Woodhaven, bordering Brooklyn, was originally populated by German immigrants. Once known as Woodville, it changed its name in 1853 since a town upstate was also called Woodville and the mail kept getting mixed up.
Katherine showed us what used to be Dexter Park, once an impressive baseball field where greats like Casey Stengel, Jackie Robinson and Joe Di Maggio played. We then came upon a plaque dedicated to Fred Christ Trump (Donald’s dad) at the spot where he started a grocery store, one of his first real estate ventures!
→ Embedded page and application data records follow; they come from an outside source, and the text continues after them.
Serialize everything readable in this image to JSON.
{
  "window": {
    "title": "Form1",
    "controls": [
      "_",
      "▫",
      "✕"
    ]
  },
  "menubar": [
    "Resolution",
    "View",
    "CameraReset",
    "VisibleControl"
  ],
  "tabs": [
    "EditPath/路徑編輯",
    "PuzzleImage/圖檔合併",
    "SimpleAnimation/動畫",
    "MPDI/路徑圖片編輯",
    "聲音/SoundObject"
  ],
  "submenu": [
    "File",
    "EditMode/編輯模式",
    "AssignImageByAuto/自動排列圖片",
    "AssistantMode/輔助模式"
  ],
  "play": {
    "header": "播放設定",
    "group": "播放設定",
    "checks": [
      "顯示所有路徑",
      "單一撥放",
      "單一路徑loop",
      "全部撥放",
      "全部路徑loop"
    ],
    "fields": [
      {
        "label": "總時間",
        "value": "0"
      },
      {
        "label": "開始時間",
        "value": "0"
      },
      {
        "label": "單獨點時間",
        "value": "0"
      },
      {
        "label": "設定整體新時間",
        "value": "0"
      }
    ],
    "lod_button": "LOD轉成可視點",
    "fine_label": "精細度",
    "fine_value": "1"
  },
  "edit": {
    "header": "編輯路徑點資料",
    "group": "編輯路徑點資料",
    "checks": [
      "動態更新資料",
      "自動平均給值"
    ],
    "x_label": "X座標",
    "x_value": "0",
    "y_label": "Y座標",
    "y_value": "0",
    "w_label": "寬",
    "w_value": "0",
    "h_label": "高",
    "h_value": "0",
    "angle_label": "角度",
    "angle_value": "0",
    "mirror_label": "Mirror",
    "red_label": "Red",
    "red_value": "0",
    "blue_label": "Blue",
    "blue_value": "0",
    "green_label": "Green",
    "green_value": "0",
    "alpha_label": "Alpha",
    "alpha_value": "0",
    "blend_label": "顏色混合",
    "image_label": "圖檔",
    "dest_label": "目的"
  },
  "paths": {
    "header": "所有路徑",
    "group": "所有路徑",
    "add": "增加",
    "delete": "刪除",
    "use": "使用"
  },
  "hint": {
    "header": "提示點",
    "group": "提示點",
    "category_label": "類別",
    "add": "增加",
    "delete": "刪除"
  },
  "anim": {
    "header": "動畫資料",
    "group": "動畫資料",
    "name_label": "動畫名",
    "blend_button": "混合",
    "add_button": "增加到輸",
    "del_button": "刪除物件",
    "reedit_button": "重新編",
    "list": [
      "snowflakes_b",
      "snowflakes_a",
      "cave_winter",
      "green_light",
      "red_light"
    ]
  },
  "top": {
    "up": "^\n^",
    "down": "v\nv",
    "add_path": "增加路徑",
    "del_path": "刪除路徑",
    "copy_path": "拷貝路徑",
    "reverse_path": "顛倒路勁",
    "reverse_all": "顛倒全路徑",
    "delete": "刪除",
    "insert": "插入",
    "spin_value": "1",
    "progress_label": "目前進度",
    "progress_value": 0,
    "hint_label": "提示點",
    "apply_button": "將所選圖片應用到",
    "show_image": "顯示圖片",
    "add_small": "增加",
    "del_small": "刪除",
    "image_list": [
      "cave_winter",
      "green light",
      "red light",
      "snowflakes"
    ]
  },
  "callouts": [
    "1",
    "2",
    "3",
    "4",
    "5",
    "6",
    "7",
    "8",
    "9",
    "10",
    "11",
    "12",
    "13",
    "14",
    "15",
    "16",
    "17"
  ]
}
This commercial part of town had its own rhythm – the beat-beat-beat of the overhead el train was a constant, percussive presence.
From there we walked to the residential area, a small and sleepy village with closer-than-close townhouses and beautiful back yards. At the end of one street was an unlikely establishment: Neir’s Tavern. The oldest bar in the country, it opened its doors in 1829 and survived prohibition. Inside, on the original tin walls was a poster of a famous local girl-turned celebrity, Mae West.
There is unexpected history in the area. The post office has a dramatic WPA mural (Works Progress Administration) painted by Ben Shahn in 1941. The next neighborhood over, Richmond Hill, has the house where author Betty Smith wrote A Tree Grows in Brooklyn.
Our final stop was Forest Park, one of New York City’s natural treasures, since 1898. The Park has 583 acres of which 165 acres are trees. And oh, what trees they are: massive oak trees at the entrance, each one planted in honor of a fallen World War I soldier. There is an entirely different rhythm here: a sense of poignancy and serenity.
Within the park are amazing recreational facilities: a golf course, tennis courts, playgrounds, hiking trails, biking paths, a band shell, a landmarked carousel, even a bridal path. If George Gershwin were alive today, he’d want us to know that Forest Park “S’Wonderful!”
PHOTOGRAPHER: M.A. CHIULLI